## Extracted records
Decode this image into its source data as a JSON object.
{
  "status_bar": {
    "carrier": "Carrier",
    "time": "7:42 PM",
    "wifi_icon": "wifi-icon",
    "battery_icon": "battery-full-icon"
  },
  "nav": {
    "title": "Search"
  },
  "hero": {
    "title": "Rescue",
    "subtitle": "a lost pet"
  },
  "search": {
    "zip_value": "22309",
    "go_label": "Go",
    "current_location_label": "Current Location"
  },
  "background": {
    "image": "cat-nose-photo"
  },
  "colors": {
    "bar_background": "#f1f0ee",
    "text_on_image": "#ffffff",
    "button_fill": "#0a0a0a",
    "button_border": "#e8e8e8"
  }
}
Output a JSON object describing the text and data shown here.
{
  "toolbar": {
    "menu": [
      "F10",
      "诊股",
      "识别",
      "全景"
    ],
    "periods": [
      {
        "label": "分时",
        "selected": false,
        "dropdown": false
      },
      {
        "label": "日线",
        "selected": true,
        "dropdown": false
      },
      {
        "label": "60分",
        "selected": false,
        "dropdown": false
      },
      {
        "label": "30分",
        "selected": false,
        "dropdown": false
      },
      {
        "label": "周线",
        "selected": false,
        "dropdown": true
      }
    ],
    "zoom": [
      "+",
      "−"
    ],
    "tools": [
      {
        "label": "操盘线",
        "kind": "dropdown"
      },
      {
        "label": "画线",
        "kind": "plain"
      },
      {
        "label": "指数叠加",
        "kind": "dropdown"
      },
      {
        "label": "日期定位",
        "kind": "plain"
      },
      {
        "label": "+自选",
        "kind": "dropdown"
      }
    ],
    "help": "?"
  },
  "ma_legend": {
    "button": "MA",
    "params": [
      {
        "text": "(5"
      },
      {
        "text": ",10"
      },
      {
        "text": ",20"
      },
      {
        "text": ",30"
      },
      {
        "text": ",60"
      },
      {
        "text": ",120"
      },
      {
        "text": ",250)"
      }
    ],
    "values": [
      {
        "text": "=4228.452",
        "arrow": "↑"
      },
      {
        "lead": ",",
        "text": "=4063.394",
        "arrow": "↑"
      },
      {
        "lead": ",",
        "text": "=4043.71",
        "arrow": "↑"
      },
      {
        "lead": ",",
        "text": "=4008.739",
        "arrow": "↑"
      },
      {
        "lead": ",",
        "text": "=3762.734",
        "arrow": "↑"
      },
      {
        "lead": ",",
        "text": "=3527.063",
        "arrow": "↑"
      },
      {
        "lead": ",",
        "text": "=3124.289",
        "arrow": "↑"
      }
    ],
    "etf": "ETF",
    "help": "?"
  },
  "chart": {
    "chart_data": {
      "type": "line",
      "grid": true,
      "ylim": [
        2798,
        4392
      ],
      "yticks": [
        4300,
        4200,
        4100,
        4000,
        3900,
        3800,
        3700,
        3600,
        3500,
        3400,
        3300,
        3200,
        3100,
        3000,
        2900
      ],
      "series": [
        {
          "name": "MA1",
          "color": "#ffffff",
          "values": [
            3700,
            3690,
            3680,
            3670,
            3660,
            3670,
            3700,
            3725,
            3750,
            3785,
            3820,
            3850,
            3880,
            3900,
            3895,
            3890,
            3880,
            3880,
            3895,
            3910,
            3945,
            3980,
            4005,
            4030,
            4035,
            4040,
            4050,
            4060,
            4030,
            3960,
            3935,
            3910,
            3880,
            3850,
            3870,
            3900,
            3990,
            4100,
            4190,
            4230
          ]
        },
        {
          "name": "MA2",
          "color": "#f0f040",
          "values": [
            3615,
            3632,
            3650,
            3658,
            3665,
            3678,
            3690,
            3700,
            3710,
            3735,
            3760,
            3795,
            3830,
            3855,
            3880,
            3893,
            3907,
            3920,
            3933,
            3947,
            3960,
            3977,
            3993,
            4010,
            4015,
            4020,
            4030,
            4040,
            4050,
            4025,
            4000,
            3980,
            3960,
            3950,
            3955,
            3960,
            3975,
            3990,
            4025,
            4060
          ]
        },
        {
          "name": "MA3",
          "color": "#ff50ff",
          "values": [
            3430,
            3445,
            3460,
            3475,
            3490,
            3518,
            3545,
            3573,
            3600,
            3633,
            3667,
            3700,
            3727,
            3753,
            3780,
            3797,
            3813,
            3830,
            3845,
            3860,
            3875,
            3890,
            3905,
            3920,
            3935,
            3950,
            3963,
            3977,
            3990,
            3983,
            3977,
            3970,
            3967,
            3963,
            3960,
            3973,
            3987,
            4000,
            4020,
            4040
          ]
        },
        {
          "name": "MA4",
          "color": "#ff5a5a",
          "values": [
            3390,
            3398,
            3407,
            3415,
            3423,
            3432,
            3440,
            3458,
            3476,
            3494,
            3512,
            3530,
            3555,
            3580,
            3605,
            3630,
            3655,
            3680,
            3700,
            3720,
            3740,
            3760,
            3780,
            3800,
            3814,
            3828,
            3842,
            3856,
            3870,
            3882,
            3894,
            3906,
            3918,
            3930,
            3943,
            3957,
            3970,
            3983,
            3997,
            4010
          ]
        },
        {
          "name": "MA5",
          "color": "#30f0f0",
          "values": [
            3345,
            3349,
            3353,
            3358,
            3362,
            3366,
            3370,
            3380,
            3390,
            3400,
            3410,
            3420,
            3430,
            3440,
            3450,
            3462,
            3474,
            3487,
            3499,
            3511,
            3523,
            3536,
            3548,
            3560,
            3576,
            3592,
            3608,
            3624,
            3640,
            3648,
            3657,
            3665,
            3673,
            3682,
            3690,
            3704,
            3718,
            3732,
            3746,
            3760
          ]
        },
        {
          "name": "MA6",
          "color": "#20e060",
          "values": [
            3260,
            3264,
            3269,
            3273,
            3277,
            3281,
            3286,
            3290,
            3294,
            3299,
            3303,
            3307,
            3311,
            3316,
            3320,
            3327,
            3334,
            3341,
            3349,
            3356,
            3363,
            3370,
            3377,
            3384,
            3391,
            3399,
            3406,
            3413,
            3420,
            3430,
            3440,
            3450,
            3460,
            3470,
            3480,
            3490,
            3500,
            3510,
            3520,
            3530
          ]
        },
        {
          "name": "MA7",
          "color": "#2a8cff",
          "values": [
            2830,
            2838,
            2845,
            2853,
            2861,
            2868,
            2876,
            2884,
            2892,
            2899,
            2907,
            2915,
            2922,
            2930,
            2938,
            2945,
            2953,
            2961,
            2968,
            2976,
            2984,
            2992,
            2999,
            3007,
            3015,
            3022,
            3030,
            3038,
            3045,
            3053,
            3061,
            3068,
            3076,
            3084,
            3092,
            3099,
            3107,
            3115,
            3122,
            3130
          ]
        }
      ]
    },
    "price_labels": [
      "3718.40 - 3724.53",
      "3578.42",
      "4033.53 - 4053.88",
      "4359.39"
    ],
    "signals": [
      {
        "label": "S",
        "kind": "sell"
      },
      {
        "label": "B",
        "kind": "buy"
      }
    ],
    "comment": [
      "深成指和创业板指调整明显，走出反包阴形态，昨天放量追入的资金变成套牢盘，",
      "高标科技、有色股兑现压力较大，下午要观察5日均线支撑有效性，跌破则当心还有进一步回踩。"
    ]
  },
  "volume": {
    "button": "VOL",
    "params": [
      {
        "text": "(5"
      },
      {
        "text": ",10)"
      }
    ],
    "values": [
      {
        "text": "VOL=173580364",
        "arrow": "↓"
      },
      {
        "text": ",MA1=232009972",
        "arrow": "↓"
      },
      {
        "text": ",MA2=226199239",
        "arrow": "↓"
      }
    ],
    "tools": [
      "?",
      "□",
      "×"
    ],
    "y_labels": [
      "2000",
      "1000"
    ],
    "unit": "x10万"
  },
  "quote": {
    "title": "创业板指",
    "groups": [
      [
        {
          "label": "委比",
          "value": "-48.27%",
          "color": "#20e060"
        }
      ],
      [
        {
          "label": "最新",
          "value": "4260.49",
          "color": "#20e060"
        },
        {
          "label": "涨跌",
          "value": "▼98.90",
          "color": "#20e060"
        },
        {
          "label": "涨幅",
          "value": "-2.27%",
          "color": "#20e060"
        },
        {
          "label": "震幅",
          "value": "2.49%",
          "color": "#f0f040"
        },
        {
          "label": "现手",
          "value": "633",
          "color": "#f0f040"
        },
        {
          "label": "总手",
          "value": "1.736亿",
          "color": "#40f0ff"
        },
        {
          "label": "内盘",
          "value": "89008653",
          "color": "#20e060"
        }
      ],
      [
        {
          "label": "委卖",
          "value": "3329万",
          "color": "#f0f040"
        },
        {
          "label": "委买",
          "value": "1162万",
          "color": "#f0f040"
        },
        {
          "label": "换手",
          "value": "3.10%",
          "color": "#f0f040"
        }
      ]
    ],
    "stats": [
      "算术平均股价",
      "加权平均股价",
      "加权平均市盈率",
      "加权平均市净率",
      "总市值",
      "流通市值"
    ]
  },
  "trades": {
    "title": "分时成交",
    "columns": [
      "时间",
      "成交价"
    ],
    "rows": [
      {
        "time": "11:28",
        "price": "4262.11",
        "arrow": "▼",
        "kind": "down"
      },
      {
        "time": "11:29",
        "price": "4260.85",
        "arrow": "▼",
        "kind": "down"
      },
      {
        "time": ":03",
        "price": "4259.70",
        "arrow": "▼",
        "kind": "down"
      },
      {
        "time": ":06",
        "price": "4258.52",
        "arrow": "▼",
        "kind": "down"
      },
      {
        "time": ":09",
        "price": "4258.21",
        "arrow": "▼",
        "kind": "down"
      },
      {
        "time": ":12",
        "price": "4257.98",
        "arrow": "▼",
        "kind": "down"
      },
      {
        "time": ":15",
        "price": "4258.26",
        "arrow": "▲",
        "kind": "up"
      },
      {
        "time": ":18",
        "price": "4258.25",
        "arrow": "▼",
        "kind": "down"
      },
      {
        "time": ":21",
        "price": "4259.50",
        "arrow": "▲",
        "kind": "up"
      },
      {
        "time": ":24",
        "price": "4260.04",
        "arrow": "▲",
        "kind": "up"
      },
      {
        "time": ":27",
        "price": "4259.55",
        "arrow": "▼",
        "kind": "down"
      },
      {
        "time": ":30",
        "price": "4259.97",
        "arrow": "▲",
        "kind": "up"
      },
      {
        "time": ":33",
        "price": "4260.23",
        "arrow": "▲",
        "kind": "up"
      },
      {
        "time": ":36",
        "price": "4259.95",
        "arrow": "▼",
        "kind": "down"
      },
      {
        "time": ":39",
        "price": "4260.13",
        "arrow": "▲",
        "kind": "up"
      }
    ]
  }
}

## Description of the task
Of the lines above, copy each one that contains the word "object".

## Written response
Decode this image into its source data as a JSON object.
Output a JSON object describing the text and data shown here.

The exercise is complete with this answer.